Work to be completed —
Every line of the records that holds the word "System" should be copied.

Items from an interface collection:
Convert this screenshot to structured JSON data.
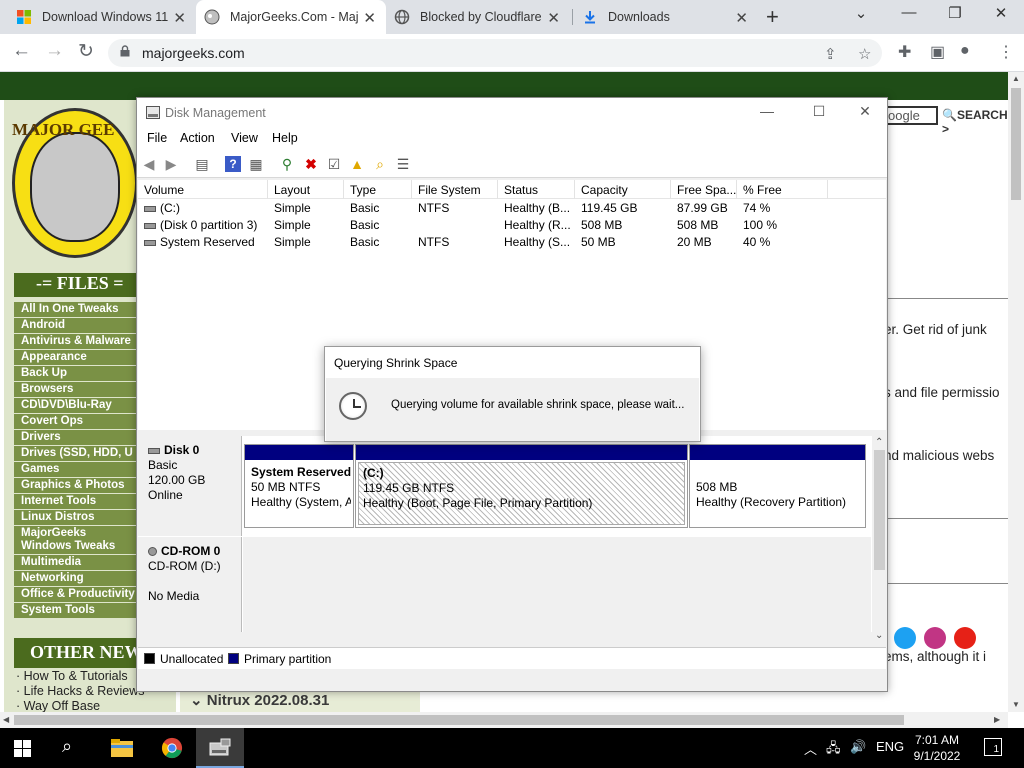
{
  "browser": {
    "tabs": [
      {
        "title": "Download Windows 11",
        "active": false
      },
      {
        "title": "MajorGeeks.Com - Maj",
        "active": true
      },
      {
        "title": "Blocked by Cloudflare",
        "active": false
      },
      {
        "title": "Downloads",
        "active": false
      }
    ],
    "new_tab": "+",
    "url": "majorgeeks.com"
  },
  "site": {
    "logo_text": "MAJOR GEE",
    "files_heading": "-= FILES =",
    "categories": [
      "All In One Tweaks",
      "Android",
      "Antivirus & Malware",
      "Appearance",
      "Back Up",
      "Browsers",
      "CD\\DVD\\Blu-Ray",
      "Covert Ops",
      "Drivers",
      "Drives (SSD, HDD, U",
      "Games",
      "Graphics & Photos",
      "Internet Tools",
      "Linux Distros",
      "MajorGeeks Windows Tweaks",
      "Multimedia",
      "Networking",
      "Office & Productivity",
      "System Tools"
    ],
    "other_heading": "OTHER NEW",
    "other_items": [
      "· How To & Tutorials",
      "· Life Hacks & Reviews",
      "· Way Off Base"
    ],
    "search_box": "oogle",
    "search_label": "SEARCH >",
    "snippets": [
      "er. Get rid of junk",
      "s and file permissio",
      "nd malicious webs",
      "ems, although it i"
    ],
    "featured": "Nitrux 2022.08.31"
  },
  "disk_management": {
    "title": "Disk Management",
    "menu": [
      "File",
      "Action",
      "View",
      "Help"
    ],
    "columns": [
      "Volume",
      "Layout",
      "Type",
      "File System",
      "Status",
      "Capacity",
      "Free Spa...",
      "% Free"
    ],
    "volumes": [
      [
        "(C:)",
        "Simple",
        "Basic",
        "NTFS",
        "Healthy (B...",
        "119.45 GB",
        "87.99 GB",
        "74 %"
      ],
      [
        "(Disk 0 partition 3)",
        "Simple",
        "Basic",
        "",
        "Healthy (R...",
        "508 MB",
        "508 MB",
        "100 %"
      ],
      [
        "System Reserved",
        "Simple",
        "Basic",
        "NTFS",
        "Healthy (S...",
        "50 MB",
        "20 MB",
        "40 %"
      ]
    ],
    "disk0": {
      "name": "Disk 0",
      "type": "Basic",
      "size": "120.00 GB",
      "state": "Online",
      "partitions": [
        {
          "name": "System Reserved",
          "size": "50 MB NTFS",
          "status": "Healthy (System, A"
        },
        {
          "name": "(C:)",
          "size": "119.45 GB NTFS",
          "status": "Healthy (Boot, Page File, Primary Partition)"
        },
        {
          "name": "",
          "size": "508 MB",
          "status": "Healthy (Recovery Partition)"
        }
      ]
    },
    "cdrom": {
      "name": "CD-ROM 0",
      "drive": "CD-ROM (D:)",
      "media": "No Media"
    },
    "legend": [
      {
        "label": "Unallocated",
        "color": "#000000"
      },
      {
        "label": "Primary partition",
        "color": "#000080"
      }
    ]
  },
  "dialog": {
    "title": "Querying Shrink Space",
    "message": "Querying volume for available shrink space, please wait..."
  },
  "taskbar": {
    "time": "7:01 AM",
    "date": "9/1/2022",
    "language": "ENG",
    "notifications": "1"
  }
}
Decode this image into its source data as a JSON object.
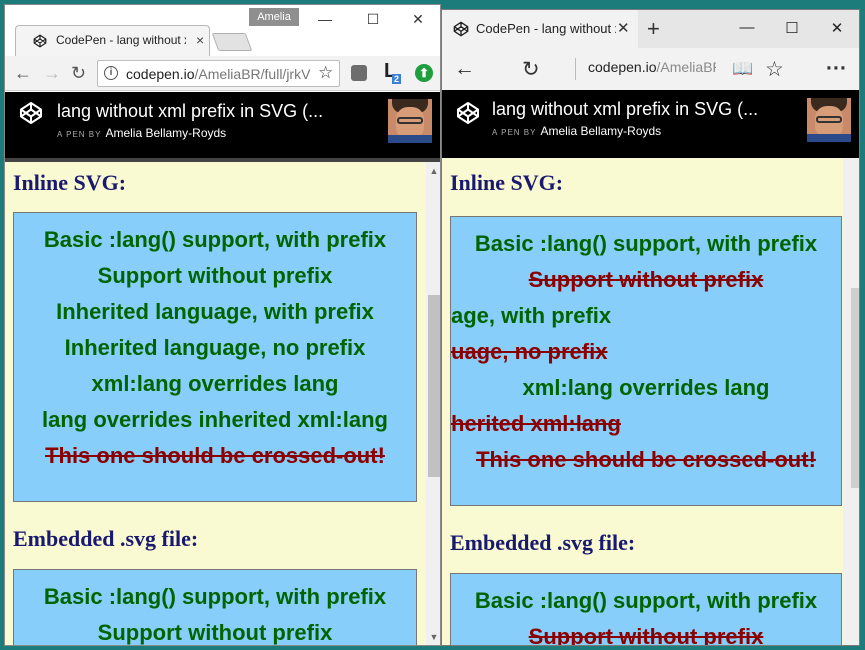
{
  "left_browser": {
    "profile_name": "Amelia",
    "tab_title": "CodePen - lang without xml prefix",
    "tab_close": "×",
    "window_controls": {
      "minimize": "—",
      "maximize": "☐",
      "close": "✕"
    },
    "nav": {
      "back": "←",
      "forward": "→",
      "reload": "↻"
    },
    "url_host": "codepen.io",
    "url_path": "/AmeliaBR/full/jrkV",
    "info_glyph": "i",
    "star": "☆",
    "ext_letter": "L",
    "ext_badge": "2",
    "ext_update_glyph": "⬆"
  },
  "right_browser": {
    "tab_title": "CodePen - lang without xml prefix",
    "tab_close": "✕",
    "new_tab": "+",
    "window_controls": {
      "minimize": "—",
      "maximize": "☐",
      "close": "✕"
    },
    "nav": {
      "back": "←",
      "reload": "↻"
    },
    "url_host": "codepen.io",
    "url_path": "/AmeliaBR/f",
    "reading_icon": "📖",
    "star": "☆",
    "more": "···"
  },
  "pen": {
    "title": "lang without xml prefix in SVG (...",
    "by_label": "A PEN BY",
    "author": "Amelia Bellamy-Royds"
  },
  "content": {
    "inline_heading": "Inline SVG:",
    "embedded_heading": "Embedded .svg file:",
    "left_inline_lines": [
      {
        "text": "Basic :lang() support, with prefix",
        "status": "ok"
      },
      {
        "text": "Support without prefix",
        "status": "ok"
      },
      {
        "text": "Inherited language, with prefix",
        "status": "ok"
      },
      {
        "text": "Inherited language, no prefix",
        "status": "ok"
      },
      {
        "text": "xml:lang overrides lang",
        "status": "ok"
      },
      {
        "text": "lang overrides inherited xml:lang",
        "status": "ok"
      },
      {
        "text": "This one should be crossed-out!",
        "status": "bad"
      }
    ],
    "right_inline_lines": [
      {
        "text": "Basic :lang() support, with prefix",
        "status": "ok"
      },
      {
        "text": "Support without prefix",
        "status": "bad"
      },
      {
        "text": "age, with prefix",
        "status": "ok"
      },
      {
        "text": "uage, no prefix",
        "status": "bad"
      },
      {
        "text": "xml:lang overrides lang",
        "status": "ok"
      },
      {
        "text": "herited xml:lang",
        "status": "bad"
      },
      {
        "text": "This one should be crossed-out!",
        "status": "bad"
      }
    ],
    "left_embedded_lines": [
      {
        "text": "Basic :lang() support, with prefix",
        "status": "ok"
      },
      {
        "text": "Support without prefix",
        "status": "ok"
      }
    ],
    "right_embedded_lines": [
      {
        "text": "Basic :lang() support, with prefix",
        "status": "ok"
      },
      {
        "text": "Support without prefix",
        "status": "bad"
      }
    ]
  },
  "colors": {
    "page_background": "#fafad2",
    "svg_background": "#87cefa",
    "heading": "#191970",
    "pass_text": "#006400",
    "fail_text": "#8b0000",
    "desktop": "#1c7c7c"
  }
}
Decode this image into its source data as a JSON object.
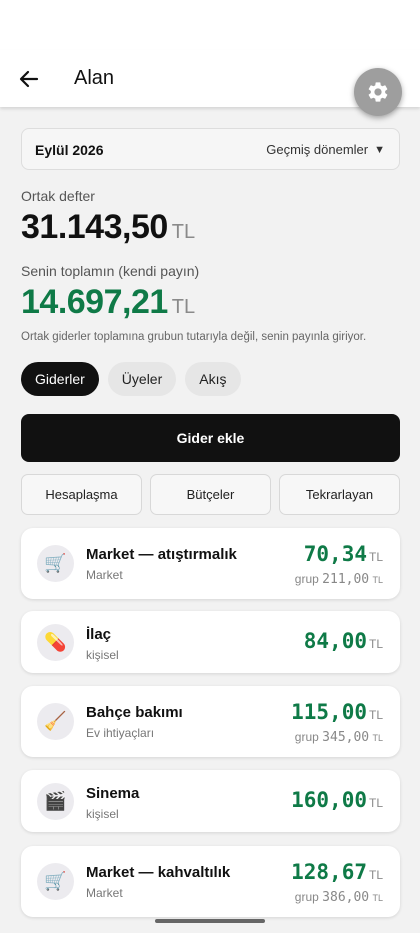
{
  "appbar": {
    "title": "Alan"
  },
  "icons": {
    "back": "arrow-left-icon",
    "settings": "gear-icon"
  },
  "period": {
    "label": "Eylül 2026",
    "selector": "Geçmiş dönemler",
    "caret": "▼"
  },
  "summary": {
    "shared_label": "Ortak defter",
    "shared_amount": "31.143,50",
    "shared_currency": "TL",
    "own_label": "Senin toplamın (kendi payın)",
    "own_amount": "14.697,21",
    "own_currency": "TL",
    "note": "Ortak giderler toplamına grubun tutarıyla değil, senin payınla giriyor."
  },
  "tabs": [
    {
      "label": "Giderler",
      "active": true
    },
    {
      "label": "Üyeler",
      "active": false
    },
    {
      "label": "Akış",
      "active": false
    }
  ],
  "actions": {
    "add_expense": "Gider ekle",
    "settle": "Hesaplaşma",
    "budgets": "Bütçeler",
    "recurring": "Tekrarlayan"
  },
  "colors": {
    "accent_green": "#0f7a47",
    "primary_dark": "#111111",
    "settings_fab": "#9e9e9e"
  },
  "expenses": [
    {
      "icon": "shopping-cart-icon",
      "emoji": "🛒",
      "title": "Market — atıştırmalık",
      "subtitle": "Market",
      "amount": "70,34",
      "currency": "TL",
      "group_label": "grup",
      "group_amount": "211,00",
      "group_currency": "TL"
    },
    {
      "icon": "pill-icon",
      "emoji": "💊",
      "title": "İlaç",
      "subtitle": "kişisel",
      "amount": "84,00",
      "currency": "TL"
    },
    {
      "icon": "broom-icon",
      "emoji": "🧹",
      "title": "Bahçe bakımı",
      "subtitle": "Ev ihtiyaçları",
      "amount": "115,00",
      "currency": "TL",
      "group_label": "grup",
      "group_amount": "345,00",
      "group_currency": "TL"
    },
    {
      "icon": "clapper-board-icon",
      "emoji": "🎬",
      "title": "Sinema",
      "subtitle": "kişisel",
      "amount": "160,00",
      "currency": "TL"
    },
    {
      "icon": "shopping-cart-icon",
      "emoji": "🛒",
      "title": "Market — kahvaltılık",
      "subtitle": "Market",
      "amount": "128,67",
      "currency": "TL",
      "group_label": "grup",
      "group_amount": "386,00",
      "group_currency": "TL"
    }
  ]
}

The completed task —
      "System Tools"
      "File System",
        "System Reserved",
          "name": "System Reserved",
          "status": "Healthy (System, A"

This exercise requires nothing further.